planned their birthday parties,
took them to and from school,
sent letters to their teachers about questions on their work,
packed their lunches,
planned weekly menus,
bought them new clothes,
organized their home,
volunteered to take them on weekends,
and took them to the doctor and dentist.
I loved it. I also loved that my employers trusted me with all of that. So to suddenly be introduced to this couples’ friends as a helper didn’t set well with me. I wasn’t 12 and riding my hot pink bike with sparkly tassels over to babysit during the afternoon. It was like they were almost embarrassed to have a nanny. Which was very unusual in Southern California.
One day the mom had some of her girlfriends over, several of which had flown in for one reason or another, and I came in to find them all sitting around talking. I was introduced as the helper, and I bit my lip, smiled, and sat down with them to hold a baby. One of the friends brought out a box of chocolates, and said, “Everyone have one, you’ll just die at how good they are.” I was all set to rave over one, when the mom took the box and passed it over my head to her friend. And that was that. No one even looked at me. I remember sitting there feeling very much invisible and pretty much like crap.
A few days later, I was on the couch holding one of her babies. Her son was having a really hard time getting used to them, and was very physical in expressing his emotions. Our outings consisted of him screaming, crying and throwing tantrums while his mom begged and pleaded for him to behave, and eventually gave him what he wanted. So as I sat there, he came up and asked me to read to him. I started to, and then the baby began to cry.
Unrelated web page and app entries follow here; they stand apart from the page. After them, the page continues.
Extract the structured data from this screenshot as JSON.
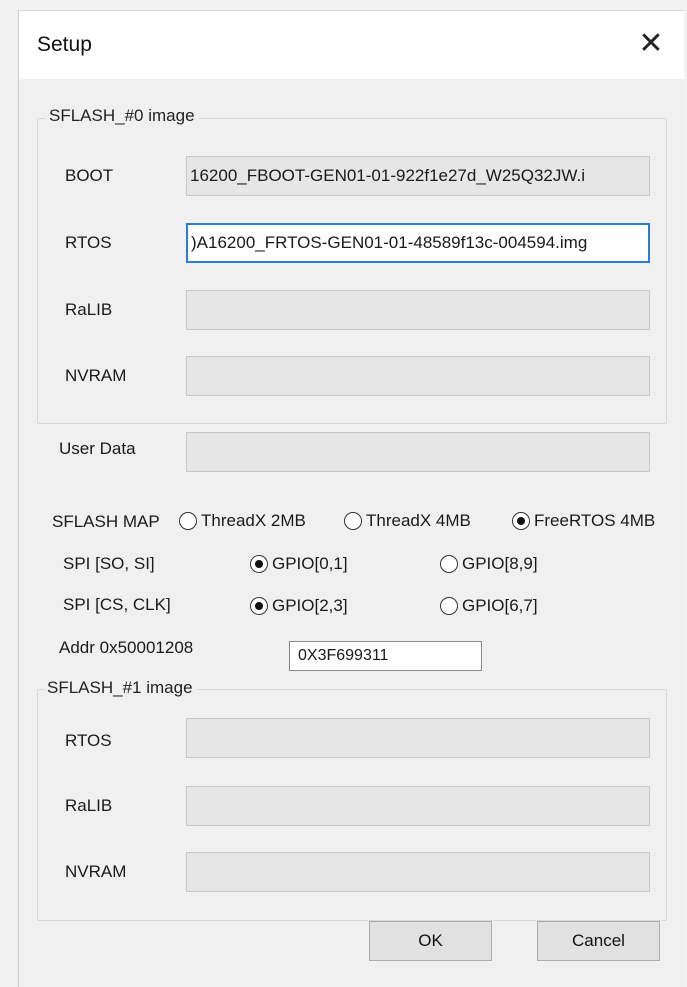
{
  "window": {
    "title": "Setup"
  },
  "group0": {
    "legend": "SFLASH_#0 image",
    "rows": [
      {
        "label": "BOOT",
        "value": "16200_FBOOT-GEN01-01-922f1e27d_W25Q32JW.i"
      },
      {
        "label": "RTOS",
        "value": ")A16200_FRTOS-GEN01-01-48589f13c-004594.img"
      },
      {
        "label": "RaLIB",
        "value": ""
      },
      {
        "label": "NVRAM",
        "value": ""
      }
    ]
  },
  "user_data": {
    "label": "User Data",
    "value": ""
  },
  "sflash_map": {
    "label": "SFLASH MAP",
    "options": [
      "ThreadX 2MB",
      "ThreadX 4MB",
      "FreeRTOS 4MB"
    ],
    "selected": "FreeRTOS 4MB"
  },
  "spi_so_si": {
    "label": "SPI [SO, SI]",
    "options": [
      "GPIO[0,1]",
      "GPIO[8,9]"
    ],
    "selected": "GPIO[0,1]"
  },
  "spi_cs_clk": {
    "label": "SPI [CS, CLK]",
    "options": [
      "GPIO[2,3]",
      "GPIO[6,7]"
    ],
    "selected": "GPIO[2,3]"
  },
  "addr": {
    "label": "Addr 0x50001208",
    "value": "0X3F699311"
  },
  "group1": {
    "legend": "SFLASH_#1 image",
    "rows": [
      {
        "label": "RTOS",
        "value": ""
      },
      {
        "label": "RaLIB",
        "value": ""
      },
      {
        "label": "NVRAM",
        "value": ""
      }
    ]
  },
  "buttons": {
    "ok": "OK",
    "cancel": "Cancel"
  },
  "icons": {
    "close": "close-icon"
  },
  "colors": {
    "focus_border": "#2b7bd6",
    "field_bg": "#e6e6e6",
    "dialog_bg": "#f0f0f0"
  }
}
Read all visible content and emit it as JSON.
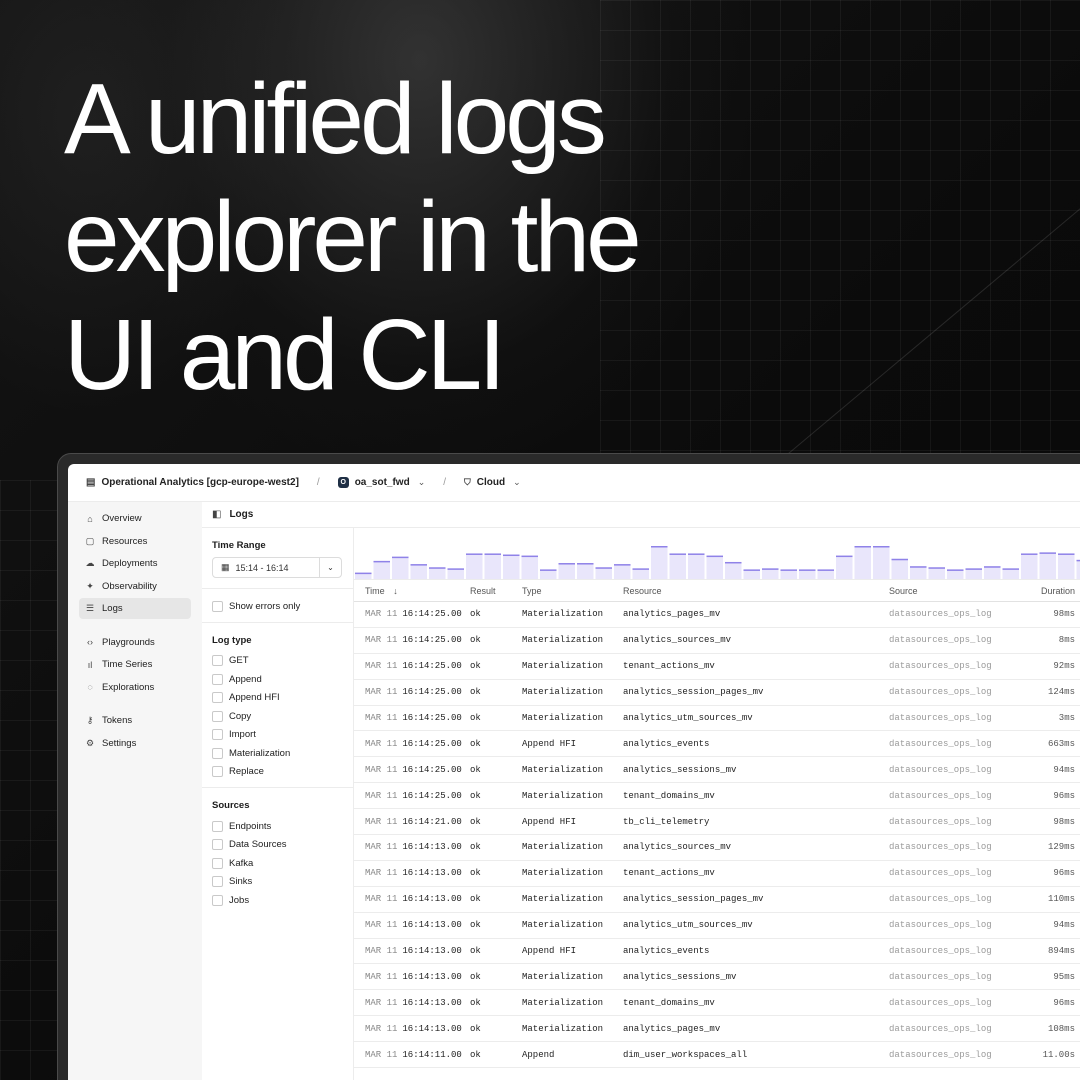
{
  "headline": {
    "line1": "A unified logs",
    "line2": "explorer in the",
    "line3": "UI and CLI"
  },
  "topbar": {
    "workspace": "Operational Analytics [gcp-europe-west2]",
    "separator": "/",
    "branch_badge": "O",
    "branch": "oa_sot_fwd",
    "environment": "Cloud"
  },
  "sidebar": {
    "items": [
      {
        "label": "Overview",
        "icon": "home-icon",
        "glyph": "⌂"
      },
      {
        "label": "Resources",
        "icon": "file-icon",
        "glyph": "▢"
      },
      {
        "label": "Deployments",
        "icon": "cloud-upload-icon",
        "glyph": "☁"
      },
      {
        "label": "Observability",
        "icon": "telescope-icon",
        "glyph": "✦"
      },
      {
        "label": "Logs",
        "icon": "list-check-icon",
        "glyph": "☰"
      },
      {
        "label": "Playgrounds",
        "icon": "code-icon",
        "glyph": "‹›"
      },
      {
        "label": "Time Series",
        "icon": "bar-chart-icon",
        "glyph": "ıl"
      },
      {
        "label": "Explorations",
        "icon": "chat-icon",
        "glyph": "◌"
      },
      {
        "label": "Tokens",
        "icon": "key-icon",
        "glyph": "⚷"
      },
      {
        "label": "Settings",
        "icon": "sliders-icon",
        "glyph": "⚙"
      }
    ],
    "active": "Logs"
  },
  "main": {
    "title": "Logs"
  },
  "filters": {
    "time_range_title": "Time Range",
    "time_range_value": "15:14 - 16:14",
    "show_errors_label": "Show errors only",
    "log_type_title": "Log type",
    "log_types": [
      "GET",
      "Append",
      "Append HFI",
      "Copy",
      "Import",
      "Materialization",
      "Replace"
    ],
    "sources_title": "Sources",
    "sources": [
      "Endpoints",
      "Data Sources",
      "Kafka",
      "Sinks",
      "Jobs"
    ]
  },
  "histogram": {
    "color": "#e9e6fb",
    "edge_color": "#8f82e8",
    "values": [
      6,
      17,
      21,
      14,
      11,
      10,
      24,
      24,
      23,
      22,
      9,
      15,
      15,
      11,
      14,
      10,
      31,
      24,
      24,
      22,
      16,
      9,
      10,
      9,
      9,
      9,
      22,
      31,
      31,
      19,
      12,
      11,
      9,
      10,
      12,
      10,
      24,
      25,
      24,
      18
    ]
  },
  "table": {
    "headers": {
      "time": "Time",
      "sort": "↓",
      "result": "Result",
      "type": "Type",
      "resource": "Resource",
      "source": "Source",
      "duration": "Duration"
    },
    "rows": [
      {
        "month": "MAR 11",
        "time": "16:14:25.00",
        "result": "ok",
        "type": "Materialization",
        "resource": "analytics_pages_mv",
        "source": "datasources_ops_log",
        "duration": "98ms"
      },
      {
        "month": "MAR 11",
        "time": "16:14:25.00",
        "result": "ok",
        "type": "Materialization",
        "resource": "analytics_sources_mv",
        "source": "datasources_ops_log",
        "duration": "8ms"
      },
      {
        "month": "MAR 11",
        "time": "16:14:25.00",
        "result": "ok",
        "type": "Materialization",
        "resource": "tenant_actions_mv",
        "source": "datasources_ops_log",
        "duration": "92ms"
      },
      {
        "month": "MAR 11",
        "time": "16:14:25.00",
        "result": "ok",
        "type": "Materialization",
        "resource": "analytics_session_pages_mv",
        "source": "datasources_ops_log",
        "duration": "124ms"
      },
      {
        "month": "MAR 11",
        "time": "16:14:25.00",
        "result": "ok",
        "type": "Materialization",
        "resource": "analytics_utm_sources_mv",
        "source": "datasources_ops_log",
        "duration": "3ms"
      },
      {
        "month": "MAR 11",
        "time": "16:14:25.00",
        "result": "ok",
        "type": "Append HFI",
        "resource": "analytics_events",
        "source": "datasources_ops_log",
        "duration": "663ms"
      },
      {
        "month": "MAR 11",
        "time": "16:14:25.00",
        "result": "ok",
        "type": "Materialization",
        "resource": "analytics_sessions_mv",
        "source": "datasources_ops_log",
        "duration": "94ms"
      },
      {
        "month": "MAR 11",
        "time": "16:14:25.00",
        "result": "ok",
        "type": "Materialization",
        "resource": "tenant_domains_mv",
        "source": "datasources_ops_log",
        "duration": "96ms"
      },
      {
        "month": "MAR 11",
        "time": "16:14:21.00",
        "result": "ok",
        "type": "Append HFI",
        "resource": "tb_cli_telemetry",
        "source": "datasources_ops_log",
        "duration": "98ms"
      },
      {
        "month": "MAR 11",
        "time": "16:14:13.00",
        "result": "ok",
        "type": "Materialization",
        "resource": "analytics_sources_mv",
        "source": "datasources_ops_log",
        "duration": "129ms"
      },
      {
        "month": "MAR 11",
        "time": "16:14:13.00",
        "result": "ok",
        "type": "Materialization",
        "resource": "tenant_actions_mv",
        "source": "datasources_ops_log",
        "duration": "96ms"
      },
      {
        "month": "MAR 11",
        "time": "16:14:13.00",
        "result": "ok",
        "type": "Materialization",
        "resource": "analytics_session_pages_mv",
        "source": "datasources_ops_log",
        "duration": "110ms"
      },
      {
        "month": "MAR 11",
        "time": "16:14:13.00",
        "result": "ok",
        "type": "Materialization",
        "resource": "analytics_utm_sources_mv",
        "source": "datasources_ops_log",
        "duration": "94ms"
      },
      {
        "month": "MAR 11",
        "time": "16:14:13.00",
        "result": "ok",
        "type": "Append HFI",
        "resource": "analytics_events",
        "source": "datasources_ops_log",
        "duration": "894ms"
      },
      {
        "month": "MAR 11",
        "time": "16:14:13.00",
        "result": "ok",
        "type": "Materialization",
        "resource": "analytics_sessions_mv",
        "source": "datasources_ops_log",
        "duration": "95ms"
      },
      {
        "month": "MAR 11",
        "time": "16:14:13.00",
        "result": "ok",
        "type": "Materialization",
        "resource": "tenant_domains_mv",
        "source": "datasources_ops_log",
        "duration": "96ms"
      },
      {
        "month": "MAR 11",
        "time": "16:14:13.00",
        "result": "ok",
        "type": "Materialization",
        "resource": "analytics_pages_mv",
        "source": "datasources_ops_log",
        "duration": "108ms"
      },
      {
        "month": "MAR 11",
        "time": "16:14:11.00",
        "result": "ok",
        "type": "Append",
        "resource": "dim_user_workspaces_all",
        "source": "datasources_ops_log",
        "duration": "11.00s"
      }
    ]
  }
}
I told him I was really sorry, I’d calm her down and finish in just a sec, and stood up to rock her. He screamed, “NO, now, now, now!” and as I turned to him, he kicked me as hard as he could in the stomach, hitting the baby. I backed up, and said sternly, “You can go sit in the corner for that one mister.” He let out the most blood curdling shriek I have ever heard, and his mom appeared at the top of the stairs looking at us.
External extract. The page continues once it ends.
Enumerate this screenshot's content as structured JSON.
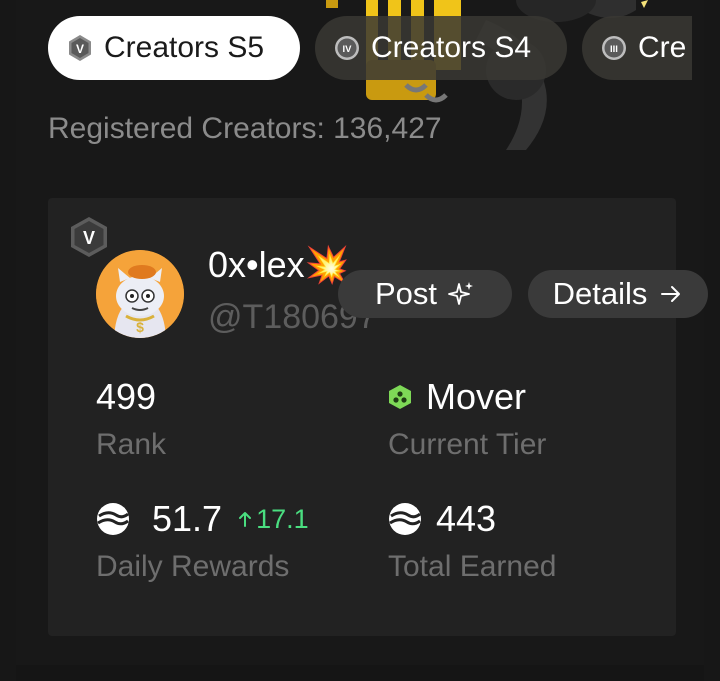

“What happened?” she asked. I explained, and told her I sent him to timeout – which was what she had asked me to do in situations like that. And what they did. She nodded, came downstairs, took one look at her son beating the wall in the corner and told him soothingly, “It’s alright, we know you didn’t mean to. You can go play.” He turned around, stuck out his tongue at me, and ran off. I was so mad I couldn’t even see straight. She had just shown her kid he never, ever had to listen to anything I said.
The last straw came one day when I was running late because of a wreck on the freeway. I called her to let her know I was about 10 minutes behind, and no one answered. So I called her cell. Nothing. After leaving messages at both, I figured I’d just tell them once I got there that I had tried to call. I arrived at their house and knocked – no answer. It was my day and time to be there, so I wasn’t sure what was going on. I called her cell again, nothing. For a few minutes I sat on their doorstep wondering if they were ok, if one of the kids had gotten sick? 15 minutes later I got a call from her. “Oh, hey, so one of my friends dropped by and we ended up taking all the kids to the beach for the day. There’s a key under the rock, let yourself in. I left you a note with things I’d like done; laundry, the rooms cleaned up, dinner started, the guest room bed sheets washed and put back on, and you can sanitize all the toys. I’ll check back later to see how things went. One of the kids is screaming…” She hung up.
Floored, I let myself in and surveyed the damage. There were 4 huge baskets of laundry – theirs and the kids, waiting to be folded. There were toys everywhere. The guest room was a mess, and dinner seemed to be some foreign 5 course meal I was expected to know how to make.
So I did what any mature person would do. I left them a note on their door saying I was a nanny, not a maid, and I quit. I got in my car, turned off my phone, and drove off.
A few weeks later, I mailed them a certified letter stating the hours I had worked but hadn’t yet been paid for. Apparently they thought quitting meant I had worked for free. She sent me a check, and in the memo wrote, “Cuckoo.”
It’s cool. I bought myself a sweet pair of boots with the money. 🙂 And remembered how incredible my current nanny family was.